I was born into what I think is a “traditional family”. The type of family where the father went to work and mother stayed home to raise the children. At the time, I didn't think much of it – it was common back then … something that managed to survive many generations before being suddenly tossed aside to make way for the new-age family. Once we were old enough to care for ourselves, mother took on a job here or there – something to pass the time while we were at school. That's about the time when the term “Latchkey Kid” became popular again, after a lengthy hibernation post-war. The television would play various commercials regarding the state of the Latchkey Kid, making it sound like some sort of incurable infection. My sister and I often came home to an empty house, but I would not label myself … I was not a Latchkey Kid – I was just a kid following the necessary changes this world consistently creates.

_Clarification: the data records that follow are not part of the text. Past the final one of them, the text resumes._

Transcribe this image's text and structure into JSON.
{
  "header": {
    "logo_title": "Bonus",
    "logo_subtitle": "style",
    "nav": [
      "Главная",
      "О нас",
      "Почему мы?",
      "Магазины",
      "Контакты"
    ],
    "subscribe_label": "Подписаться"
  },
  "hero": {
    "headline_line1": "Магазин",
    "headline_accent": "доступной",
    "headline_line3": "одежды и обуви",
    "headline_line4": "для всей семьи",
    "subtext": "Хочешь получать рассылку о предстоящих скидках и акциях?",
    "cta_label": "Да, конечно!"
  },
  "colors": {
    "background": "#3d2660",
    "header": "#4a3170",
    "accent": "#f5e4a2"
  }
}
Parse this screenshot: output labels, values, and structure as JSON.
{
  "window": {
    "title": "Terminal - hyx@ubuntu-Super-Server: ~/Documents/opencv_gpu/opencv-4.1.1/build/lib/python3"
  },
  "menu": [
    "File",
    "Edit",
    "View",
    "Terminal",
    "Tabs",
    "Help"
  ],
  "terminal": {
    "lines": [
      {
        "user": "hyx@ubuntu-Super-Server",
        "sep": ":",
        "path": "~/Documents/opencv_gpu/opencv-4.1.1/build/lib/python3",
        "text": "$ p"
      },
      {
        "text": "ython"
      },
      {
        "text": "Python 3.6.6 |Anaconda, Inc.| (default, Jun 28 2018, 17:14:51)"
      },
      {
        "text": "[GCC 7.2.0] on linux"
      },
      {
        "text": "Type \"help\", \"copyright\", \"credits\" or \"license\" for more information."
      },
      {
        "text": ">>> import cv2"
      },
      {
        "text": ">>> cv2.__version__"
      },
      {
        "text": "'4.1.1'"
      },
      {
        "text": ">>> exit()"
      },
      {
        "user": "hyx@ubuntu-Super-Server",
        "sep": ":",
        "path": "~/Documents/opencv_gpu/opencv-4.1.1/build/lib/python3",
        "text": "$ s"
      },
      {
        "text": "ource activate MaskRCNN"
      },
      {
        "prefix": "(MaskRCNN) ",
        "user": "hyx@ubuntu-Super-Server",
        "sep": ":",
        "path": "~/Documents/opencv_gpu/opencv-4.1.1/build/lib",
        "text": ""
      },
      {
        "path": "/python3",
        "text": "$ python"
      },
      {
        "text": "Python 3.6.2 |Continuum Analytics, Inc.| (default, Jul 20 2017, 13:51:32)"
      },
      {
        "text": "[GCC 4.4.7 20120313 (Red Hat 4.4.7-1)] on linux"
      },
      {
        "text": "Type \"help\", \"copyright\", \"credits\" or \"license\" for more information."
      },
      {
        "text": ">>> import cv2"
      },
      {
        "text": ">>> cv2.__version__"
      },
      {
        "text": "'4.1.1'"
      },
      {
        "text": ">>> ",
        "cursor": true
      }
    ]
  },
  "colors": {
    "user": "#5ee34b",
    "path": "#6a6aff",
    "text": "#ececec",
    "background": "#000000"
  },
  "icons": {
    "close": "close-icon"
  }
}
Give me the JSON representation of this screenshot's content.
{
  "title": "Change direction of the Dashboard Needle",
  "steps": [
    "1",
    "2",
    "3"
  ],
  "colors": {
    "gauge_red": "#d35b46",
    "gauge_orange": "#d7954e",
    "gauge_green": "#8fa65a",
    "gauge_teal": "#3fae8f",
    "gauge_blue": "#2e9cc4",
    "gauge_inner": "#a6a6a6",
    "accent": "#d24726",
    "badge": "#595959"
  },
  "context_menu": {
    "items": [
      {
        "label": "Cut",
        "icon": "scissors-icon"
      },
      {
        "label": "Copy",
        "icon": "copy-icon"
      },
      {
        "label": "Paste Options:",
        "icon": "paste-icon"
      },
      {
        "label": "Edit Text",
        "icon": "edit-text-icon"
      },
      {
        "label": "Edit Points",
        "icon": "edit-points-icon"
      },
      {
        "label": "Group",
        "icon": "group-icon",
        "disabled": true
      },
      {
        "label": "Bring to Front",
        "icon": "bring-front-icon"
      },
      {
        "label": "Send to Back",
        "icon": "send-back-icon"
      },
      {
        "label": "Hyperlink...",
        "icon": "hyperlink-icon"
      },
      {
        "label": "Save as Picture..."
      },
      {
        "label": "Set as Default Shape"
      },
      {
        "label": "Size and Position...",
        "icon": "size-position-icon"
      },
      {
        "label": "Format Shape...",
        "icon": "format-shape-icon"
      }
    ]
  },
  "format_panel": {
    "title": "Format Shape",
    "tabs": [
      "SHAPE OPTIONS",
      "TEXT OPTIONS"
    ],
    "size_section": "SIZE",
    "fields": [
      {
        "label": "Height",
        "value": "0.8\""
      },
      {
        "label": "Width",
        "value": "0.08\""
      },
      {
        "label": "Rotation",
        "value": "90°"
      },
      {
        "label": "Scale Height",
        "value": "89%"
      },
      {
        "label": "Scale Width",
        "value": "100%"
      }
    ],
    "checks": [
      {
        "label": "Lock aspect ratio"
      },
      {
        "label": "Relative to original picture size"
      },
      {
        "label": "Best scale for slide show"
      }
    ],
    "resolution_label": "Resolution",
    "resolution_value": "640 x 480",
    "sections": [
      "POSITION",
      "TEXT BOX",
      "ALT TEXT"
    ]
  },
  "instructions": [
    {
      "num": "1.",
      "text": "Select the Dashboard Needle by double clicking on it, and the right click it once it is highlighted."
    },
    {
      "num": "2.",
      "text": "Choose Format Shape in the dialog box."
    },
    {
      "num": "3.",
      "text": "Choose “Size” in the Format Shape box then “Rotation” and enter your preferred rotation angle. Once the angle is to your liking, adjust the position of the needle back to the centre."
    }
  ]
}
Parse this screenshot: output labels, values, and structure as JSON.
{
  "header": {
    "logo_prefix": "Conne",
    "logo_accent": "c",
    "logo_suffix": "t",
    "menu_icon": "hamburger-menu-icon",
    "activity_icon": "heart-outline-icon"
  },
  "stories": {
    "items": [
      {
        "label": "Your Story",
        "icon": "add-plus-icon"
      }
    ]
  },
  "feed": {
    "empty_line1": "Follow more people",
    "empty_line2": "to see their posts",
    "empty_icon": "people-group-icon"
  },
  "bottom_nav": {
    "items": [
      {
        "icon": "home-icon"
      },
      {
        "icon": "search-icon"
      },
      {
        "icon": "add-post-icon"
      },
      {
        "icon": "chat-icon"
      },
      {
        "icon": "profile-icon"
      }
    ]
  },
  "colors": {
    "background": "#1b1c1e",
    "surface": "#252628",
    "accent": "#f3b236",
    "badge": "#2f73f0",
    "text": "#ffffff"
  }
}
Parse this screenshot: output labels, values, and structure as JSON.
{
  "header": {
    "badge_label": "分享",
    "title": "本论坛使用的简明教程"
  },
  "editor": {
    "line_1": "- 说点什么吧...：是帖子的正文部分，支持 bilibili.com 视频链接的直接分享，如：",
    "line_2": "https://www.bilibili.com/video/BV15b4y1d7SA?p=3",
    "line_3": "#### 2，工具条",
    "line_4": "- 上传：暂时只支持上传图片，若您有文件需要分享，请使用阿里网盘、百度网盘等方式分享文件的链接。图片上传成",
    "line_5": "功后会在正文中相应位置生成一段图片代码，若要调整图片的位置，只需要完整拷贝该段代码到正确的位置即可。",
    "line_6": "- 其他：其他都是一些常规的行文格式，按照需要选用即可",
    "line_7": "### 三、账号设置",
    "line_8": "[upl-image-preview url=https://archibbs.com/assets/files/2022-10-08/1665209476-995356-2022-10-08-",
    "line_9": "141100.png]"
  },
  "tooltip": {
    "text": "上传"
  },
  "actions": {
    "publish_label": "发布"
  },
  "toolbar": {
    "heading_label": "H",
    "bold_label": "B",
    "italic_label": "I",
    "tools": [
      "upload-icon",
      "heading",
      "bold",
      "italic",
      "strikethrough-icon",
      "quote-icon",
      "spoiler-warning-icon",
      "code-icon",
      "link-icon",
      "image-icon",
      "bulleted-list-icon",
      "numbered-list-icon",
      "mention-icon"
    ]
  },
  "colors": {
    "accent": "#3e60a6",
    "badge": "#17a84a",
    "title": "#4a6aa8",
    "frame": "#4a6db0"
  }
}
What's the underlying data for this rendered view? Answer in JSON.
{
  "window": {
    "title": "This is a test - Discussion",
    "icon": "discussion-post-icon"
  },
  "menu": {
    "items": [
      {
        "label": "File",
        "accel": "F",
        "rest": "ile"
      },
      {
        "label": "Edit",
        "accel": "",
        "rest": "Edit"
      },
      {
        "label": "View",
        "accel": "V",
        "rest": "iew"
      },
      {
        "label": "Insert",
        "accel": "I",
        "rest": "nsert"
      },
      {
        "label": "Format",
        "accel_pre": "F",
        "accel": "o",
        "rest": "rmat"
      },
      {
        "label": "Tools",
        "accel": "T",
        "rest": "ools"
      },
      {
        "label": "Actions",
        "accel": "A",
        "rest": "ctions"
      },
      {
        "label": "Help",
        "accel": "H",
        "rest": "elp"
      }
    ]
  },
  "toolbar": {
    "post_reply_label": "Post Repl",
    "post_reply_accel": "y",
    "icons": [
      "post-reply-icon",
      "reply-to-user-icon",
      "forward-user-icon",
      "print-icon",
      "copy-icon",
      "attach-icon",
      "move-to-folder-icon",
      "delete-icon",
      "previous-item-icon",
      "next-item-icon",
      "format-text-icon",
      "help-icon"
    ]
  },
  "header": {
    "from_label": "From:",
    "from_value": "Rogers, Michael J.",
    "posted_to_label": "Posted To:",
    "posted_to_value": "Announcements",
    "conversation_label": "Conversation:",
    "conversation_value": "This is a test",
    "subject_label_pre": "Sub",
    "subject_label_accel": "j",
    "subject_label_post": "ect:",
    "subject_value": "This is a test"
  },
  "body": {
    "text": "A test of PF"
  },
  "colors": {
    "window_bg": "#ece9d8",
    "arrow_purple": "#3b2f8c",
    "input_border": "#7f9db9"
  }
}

Presently, with the rising cost of living, few people can survive being a traditional family – it takes two incomes to make ends meet. Fathers and mothers, alike, trudge off to their jobs, leaving kids alone or in child care facilities, to be raised by others. The cost of the child care almost defeats the purpose of working, but for that little extra income, families grit their teeth, dig in their heels and get to work. After work, too tired to cook, it's fried chicken, or pizza, or whatever other meal can be concocted from the stack of take-out menus. It's a rather gloomy process.
I've always admired the art of the traditional family. Of course, my mind has been poisoned into submission by television programs like “Happy Days” that made the traditional family seem so perfectly … perfect. I know families struggled back then – even more so than today, despite the modern-day expenses we pay for satellite television, internet usage, and cellphones, but one thing that wasn't missing – in my own family, at least - was the comfort of knowing that there would always be someone at home. I remember walking in the door, the savoury scent of pot roast greeting me like a warm hug. Not too many years later, I would get home and pop a pizza pocket into the microwave.
Am I saying mothers should stay home? Absolutely not! I'm all for equality and allowing women to become successful in the workforce … women, in general, have fought too hard and long for that right, but that's just not me. I am one of the fortunate ones because I work from home. I'm here when my children get off the school bus, and because I am privileged, I can make sure that they are greeted with the comforting aroma of a home-cooked meal, or at the very least, a warm hug and a “welcome home”.
Colleen Ludgate, Editor, FunAdvice.com